We’re taking a closer look at trending diets and whether they’re a safe choice that will help you improve heart, brain, and overall health.
The Ketogenic Diet
You’ve probably heard of the keto diet. It’s a very strict diet that is moderate in protein, high in fat, and very low in carbs. The goal of the diet is to make your body start using fat for fuel instead of carbs, helping you lose weight.
Some new studies suggest that the diet may have brain health benefits, reducing cognitive decline and age-related brain problems. However, it may not be the best choice for your heart because of the high fat content. Talk to a doctor before you give it a try – it’s not a safe choice for everyone.
The Whole 30 Diet
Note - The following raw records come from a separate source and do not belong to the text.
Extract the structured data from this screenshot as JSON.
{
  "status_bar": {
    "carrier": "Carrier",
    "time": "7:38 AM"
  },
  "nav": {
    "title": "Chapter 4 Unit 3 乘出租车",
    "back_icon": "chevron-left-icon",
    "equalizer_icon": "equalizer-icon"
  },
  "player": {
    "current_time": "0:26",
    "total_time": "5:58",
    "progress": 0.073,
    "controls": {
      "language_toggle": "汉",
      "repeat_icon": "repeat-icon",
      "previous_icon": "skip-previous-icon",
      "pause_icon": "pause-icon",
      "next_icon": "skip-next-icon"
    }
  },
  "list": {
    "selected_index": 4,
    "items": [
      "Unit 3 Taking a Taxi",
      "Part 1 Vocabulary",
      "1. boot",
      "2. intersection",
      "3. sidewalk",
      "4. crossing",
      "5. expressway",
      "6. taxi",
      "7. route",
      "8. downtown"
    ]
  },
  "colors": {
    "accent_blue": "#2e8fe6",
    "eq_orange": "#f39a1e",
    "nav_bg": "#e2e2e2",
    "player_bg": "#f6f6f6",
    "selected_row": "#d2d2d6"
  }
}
The Whole 30 diet involves eating whole, fresh foods. It allows eggs, fish, and meat in moderation, encourages lots of vegetables, and requires that you limit fruit and eliminate added sugars, grains, dairy, legumes, and junk food for 30 days.
Eating whole fresh foods is a plus for this diet. It’s great for your heart, brain, and your entire body. However, the diet completely eliminates whole grains, and whole grains are proven to have benefits for your heart health.
The Mediterranean diet is rich in fish, vegetables, fruits, olive oil, legumes, and even allows some red wine. Study after study backs up the health benefits of this diet, which is why it’s become a popular diet recommended by doctors.
Research has found that the Mediterranean diet is associated with a lower risk of death from heart problems. It’s even been shown to lower age-related mental decline. A recent study from Columbia University also suggested that it could delay brain shrinkage as you age. Overall, research proves that this diet is a winner for heart health, brain health, and overall health.
Remember, not every trending diet is a good choice for your heart health. Research your options and talk to your doctor. Then choose a diet that will help you lose weight while offering heart, brain, and overall health benefits.
Stay tuned for more ways you can improve your heart health this month. We’ll be back next week with a closer look at heart-healthy foods and how they affect brain health.